### Work item
This exercise calls for an exact copy of the data below.

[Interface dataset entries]
.....
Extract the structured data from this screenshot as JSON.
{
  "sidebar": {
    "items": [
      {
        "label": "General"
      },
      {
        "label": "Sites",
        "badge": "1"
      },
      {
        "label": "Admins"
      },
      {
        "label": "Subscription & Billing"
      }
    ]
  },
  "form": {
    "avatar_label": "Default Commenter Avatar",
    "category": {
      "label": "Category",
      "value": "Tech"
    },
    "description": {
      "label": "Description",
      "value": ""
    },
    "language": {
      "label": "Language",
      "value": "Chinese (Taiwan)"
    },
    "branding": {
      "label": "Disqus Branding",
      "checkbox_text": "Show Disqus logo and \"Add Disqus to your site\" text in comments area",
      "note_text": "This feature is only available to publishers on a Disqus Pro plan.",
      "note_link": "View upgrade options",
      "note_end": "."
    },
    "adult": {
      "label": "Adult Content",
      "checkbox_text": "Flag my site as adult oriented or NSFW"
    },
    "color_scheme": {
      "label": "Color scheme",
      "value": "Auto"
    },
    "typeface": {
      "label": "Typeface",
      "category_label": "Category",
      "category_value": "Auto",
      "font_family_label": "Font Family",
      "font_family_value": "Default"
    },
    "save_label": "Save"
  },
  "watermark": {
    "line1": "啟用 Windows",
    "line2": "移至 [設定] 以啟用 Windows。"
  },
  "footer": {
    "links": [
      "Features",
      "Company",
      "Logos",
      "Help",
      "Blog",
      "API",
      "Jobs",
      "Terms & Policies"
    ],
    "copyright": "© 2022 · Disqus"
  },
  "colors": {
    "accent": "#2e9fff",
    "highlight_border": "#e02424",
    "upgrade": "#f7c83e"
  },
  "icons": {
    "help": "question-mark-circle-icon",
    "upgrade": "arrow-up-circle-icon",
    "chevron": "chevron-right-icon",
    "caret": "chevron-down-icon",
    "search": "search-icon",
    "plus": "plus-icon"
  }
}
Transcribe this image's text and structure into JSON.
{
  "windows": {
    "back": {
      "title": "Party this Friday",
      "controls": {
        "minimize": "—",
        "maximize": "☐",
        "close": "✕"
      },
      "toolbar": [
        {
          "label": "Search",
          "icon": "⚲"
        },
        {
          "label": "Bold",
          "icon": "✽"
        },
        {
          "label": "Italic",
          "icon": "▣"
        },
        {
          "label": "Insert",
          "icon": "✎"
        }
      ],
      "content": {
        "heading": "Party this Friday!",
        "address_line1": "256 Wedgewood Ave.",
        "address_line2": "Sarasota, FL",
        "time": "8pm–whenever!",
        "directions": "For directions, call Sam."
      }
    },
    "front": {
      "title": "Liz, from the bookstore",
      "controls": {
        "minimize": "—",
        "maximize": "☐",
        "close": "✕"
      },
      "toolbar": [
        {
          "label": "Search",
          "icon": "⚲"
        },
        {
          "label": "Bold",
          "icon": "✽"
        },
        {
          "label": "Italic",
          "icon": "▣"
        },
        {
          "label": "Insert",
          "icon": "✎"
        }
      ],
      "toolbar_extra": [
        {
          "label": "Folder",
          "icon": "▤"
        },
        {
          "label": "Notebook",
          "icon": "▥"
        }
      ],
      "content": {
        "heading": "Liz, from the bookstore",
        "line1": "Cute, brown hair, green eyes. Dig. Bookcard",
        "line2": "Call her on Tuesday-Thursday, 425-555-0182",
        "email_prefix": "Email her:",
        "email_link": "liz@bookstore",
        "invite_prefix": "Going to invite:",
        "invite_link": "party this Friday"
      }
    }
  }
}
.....
### Answer section
Extract the structured data from this screenshot as JSON.
{
  "sidebar": {
    "items": [
      {
        "label": "General"
      },
      {
        "label": "Sites",
        "badge": "1"
      },
      {
        "label": "Admins"
      },
      {
        "label": "Subscription & Billing"
      }
    ]
  },
  "form": {
    "avatar_label": "Default Commenter Avatar",
    "category": {
      "label": "Category",
      "value": "Tech"
    },
    "description": {
      "label": "Description",
      "value": ""
    },
    "language": {
      "label": "Language",
      "value": "Chinese (Taiwan)"
    },
    "branding": {
      "label": "Disqus Branding",
      "checkbox_text": "Show Disqus logo and \"Add Disqus to your site\" text in comments area",
      "note_text": "This feature is only available to publishers on a Disqus Pro plan.",
      "note_link": "View upgrade options",
      "note_end": "."
    },
    "adult": {
      "label": "Adult Content",
      "checkbox_text": "Flag my site as adult oriented or NSFW"
    },
    "color_scheme": {
      "label": "Color scheme",
      "value": "Auto"
    },
    "typeface": {
      "label": "Typeface",
      "category_label": "Category",
      "category_value": "Auto",
      "font_family_label": "Font Family",
      "font_family_value": "Default"
    },
    "save_label": "Save"
  },
  "watermark": {
    "line1": "啟用 Windows",
    "line2": "移至 [設定] 以啟用 Windows。"
  },
  "footer": {
    "links": [
      "Features",
      "Company",
      "Logos",
      "Help",
      "Blog",
      "API",
      "Jobs",
      "Terms & Policies"
    ],
    "copyright": "© 2022 · Disqus"
  },
  "colors": {
    "accent": "#2e9fff",
    "highlight_border": "#e02424",
    "upgrade": "#f7c83e"
  },
  "icons": {
    "help": "question-mark-circle-icon",
    "upgrade": "arrow-up-circle-icon",
    "chevron": "chevron-right-icon",
    "caret": "chevron-down-icon",
    "search": "search-icon",
    "plus": "plus-icon"
  }
}
Transcribe this image's text and structure into JSON.
{
  "windows": {
    "back": {
      "title": "Party this Friday",
      "controls": {
        "minimize": "—",
        "maximize": "☐",
        "close": "✕"
      },
      "toolbar": [
        {
          "label": "Search",
          "icon": "⚲"
        },
        {
          "label": "Bold",
          "icon": "✽"
        },
        {
          "label": "Italic",
          "icon": "▣"
        },
        {
          "label": "Insert",
          "icon": "✎"
        }
      ],
      "content": {
        "heading": "Party this Friday!",
        "address_line1": "256 Wedgewood Ave.",
        "address_line2": "Sarasota, FL",
        "time": "8pm–whenever!",
        "directions": "For directions, call Sam."
      }
    },
    "front": {
      "title": "Liz, from the bookstore",
      "controls": {
        "minimize": "—",
        "maximize": "☐",
        "close": "✕"
      },
      "toolbar": [
        {
          "label": "Search",
          "icon": "⚲"
        },
        {
          "label": "Bold",
          "icon": "✽"
        },
        {
          "label": "Italic",
          "icon": "▣"
        },
        {
          "label": "Insert",
          "icon": "✎"
        }
      ],
      "toolbar_extra": [
        {
          "label": "Folder",
          "icon": "▤"
        },
        {
          "label": "Notebook",
          "icon": "▥"
        }
      ],
      "content": {
        "heading": "Liz, from the bookstore",
        "line1": "Cute, brown hair, green eyes. Dig. Bookcard",
        "line2": "Call her on Tuesday-Thursday, 425-555-0182",
        "email_prefix": "Email her:",
        "email_link": "liz@bookstore",
        "invite_prefix": "Going to invite:",
        "invite_link": "party this Friday"
      }
    }
  }
}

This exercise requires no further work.